The mandala on display was originally created in the middle of the college’s art gallery. For 10 straight days, four Tibetan monks sat on pillows and arched their backs within inches of the ground to meticulously funnel colored sands to create the mandala.


“To see a traditionally made Tibetan mandala in person and not as a photograph in a history book is truly a wonderful and rare sight to behold,” said Amanda Barry Jones, Visual Arts coordinator and Gallery Curator at Galveston College.


mandala symbolizes the universe, totality, or wholeness in Hinduism and Buddhism. Tibetan mandalas are typically destroyed shortly after their creation. The original mandala created at Galveston College and currently on display was allowed to be preserved and kept at the behest of the lead monk, who vowed to take the karmic hit for allowing this to happen, all for the sake of education.


The mandala is on display at the center of the Galveston College Art Gallery and can be viewed during the college’s normal hours of operation, Monday through Friday. The art gallery is free and open to the public.


Visitors can sit, observe and enjoy the sounds of Tibetan monks chanting as they did every day before working on the mandala. Chairs and pillows are available and meant to be used for viewing the mandala. Please observe traditional gallery and museum practices of talking quietly and not touching the artwork.


For more information about the mandala display at the Galveston College Art Gallery, email ajones@gc.edu.

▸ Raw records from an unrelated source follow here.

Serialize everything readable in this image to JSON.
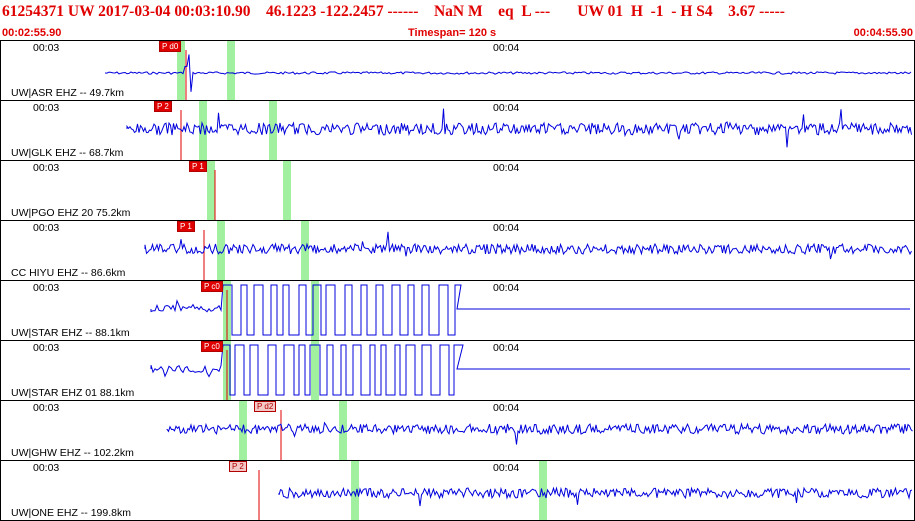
{
  "header": {
    "line1": "61254371 UW 2017-03-04 00:03:10.90    46.1223 -122.2457 ------    NaN M    eq  L ---       UW 01  H  -1  - H S4    3.67 -----",
    "start_time": "00:02:55.90",
    "timespan": "Timespan= 120 s",
    "end_time": "00:04:55.90"
  },
  "time_ticks": [
    "00:03",
    "00:04"
  ],
  "colors": {
    "header": "#e00000",
    "trace": "#0000dd",
    "marker": "#a0f0a0",
    "pick": "#e00000"
  },
  "channels": [
    {
      "label": "UW|ASR EHZ -- 49.7km",
      "pick": "P d0",
      "pick_style": "red"
    },
    {
      "label": "UW|GLK EHZ -- 68.7km",
      "pick": "P 2",
      "pick_style": "red"
    },
    {
      "label": "UW|PGO EHZ 20 75.2km",
      "pick": "P 1",
      "pick_style": "red"
    },
    {
      "label": "CC HIYU EHZ -- 86.6km",
      "pick": "P 1",
      "pick_style": "red"
    },
    {
      "label": "UW|STAR EHZ -- 88.1km",
      "pick": "P c0",
      "pick_style": "red"
    },
    {
      "label": "UW|STAR EHZ 01 88.1km",
      "pick": "P c0",
      "pick_style": "red"
    },
    {
      "label": "UW|GHW EHZ -- 102.2km",
      "pick": "P d2",
      "pick_style": "pink"
    },
    {
      "label": "UW|ONE EHZ -- 199.8km",
      "pick": "P 2",
      "pick_style": "pink"
    }
  ]
}
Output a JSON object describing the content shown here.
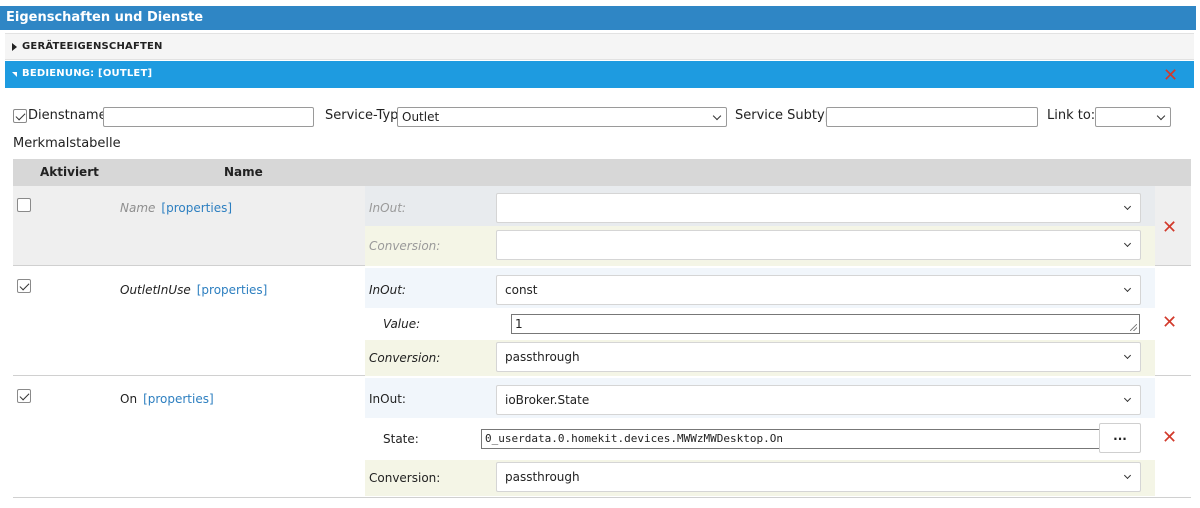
{
  "panel": {
    "title": "Eigenschaften und Dienste"
  },
  "sections": {
    "device_props": "GERÄTEEIGENSCHAFTEN",
    "service": "BEDIENUNG: [OUTLET]"
  },
  "service_form": {
    "dienstname_label": "Dienstname:",
    "dienstname_value": "",
    "dienstname_checked": true,
    "service_typ_label": "Service-Typ:",
    "service_typ_value": "Outlet",
    "service_subtyp_label": "Service Subtyp:",
    "service_subtyp_value": "",
    "link_to_label": "Link to:",
    "link_to_value": ""
  },
  "table": {
    "title": "Merkmalstabelle",
    "headers": {
      "aktiviert": "Aktiviert",
      "name": "Name"
    },
    "rows": [
      {
        "name": "Name",
        "link": "[properties]",
        "checked": false,
        "inout_label": "InOut:",
        "inout_value": "",
        "conversion_label": "Conversion:",
        "conversion_value": ""
      },
      {
        "name": "OutletInUse",
        "link": "[properties]",
        "checked": true,
        "inout_label": "InOut:",
        "inout_value": "const",
        "extra_label": "Value:",
        "extra_value": "1",
        "conversion_label": "Conversion:",
        "conversion_value": "passthrough"
      },
      {
        "name": "On",
        "link": "[properties]",
        "checked": true,
        "inout_label": "InOut:",
        "inout_value": "ioBroker.State",
        "extra_label": "State:",
        "extra_value": "0_userdata.0.homekit.devices.MWWzMWDesktop.On",
        "browse_label": "...",
        "conversion_label": "Conversion:",
        "conversion_value": "passthrough"
      }
    ]
  },
  "icons": {
    "delete": "delete-x-icon",
    "expand": "triangle-right-icon",
    "collapse": "triangle-down-icon",
    "dropdown": "chevron-down-icon"
  },
  "colors": {
    "title_bar": "#2f86c5",
    "active_section": "#1e9be0",
    "delete": "#d23a2c",
    "link": "#2d7fc0"
  }
}
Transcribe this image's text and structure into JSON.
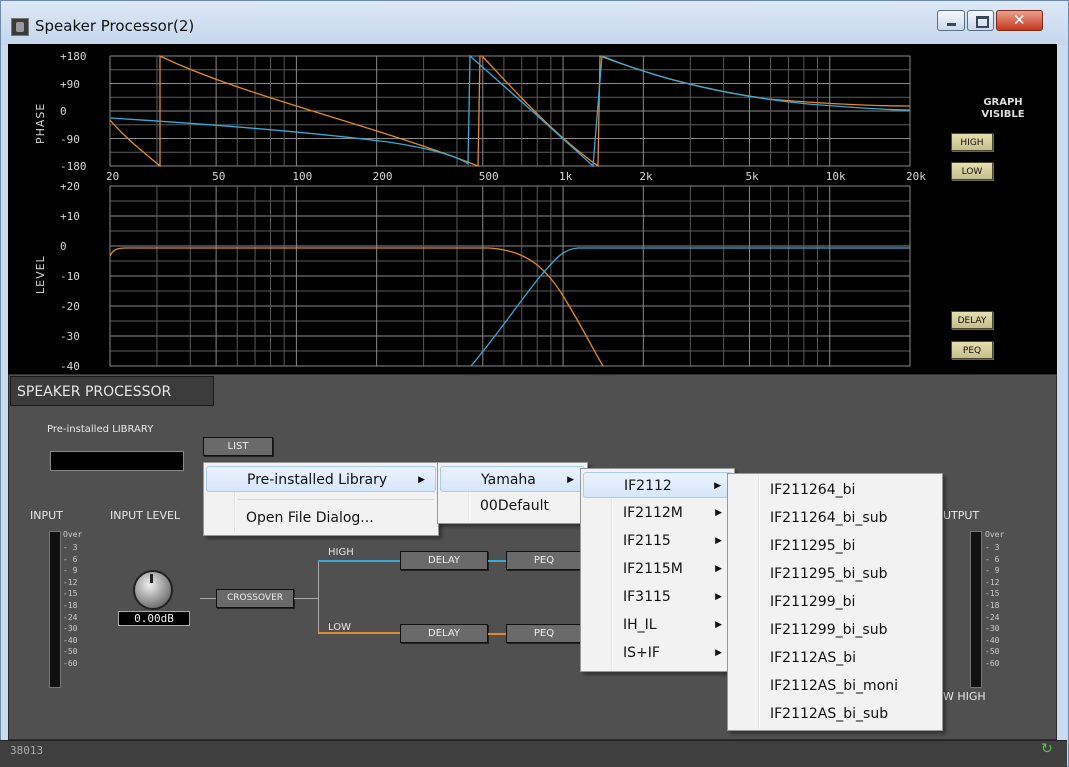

Galveston College was founded in 1967 and is a comprehensive community college providing the residents of Galveston Island and the surrounding region with academic, workforce development, continuing education and community service programs.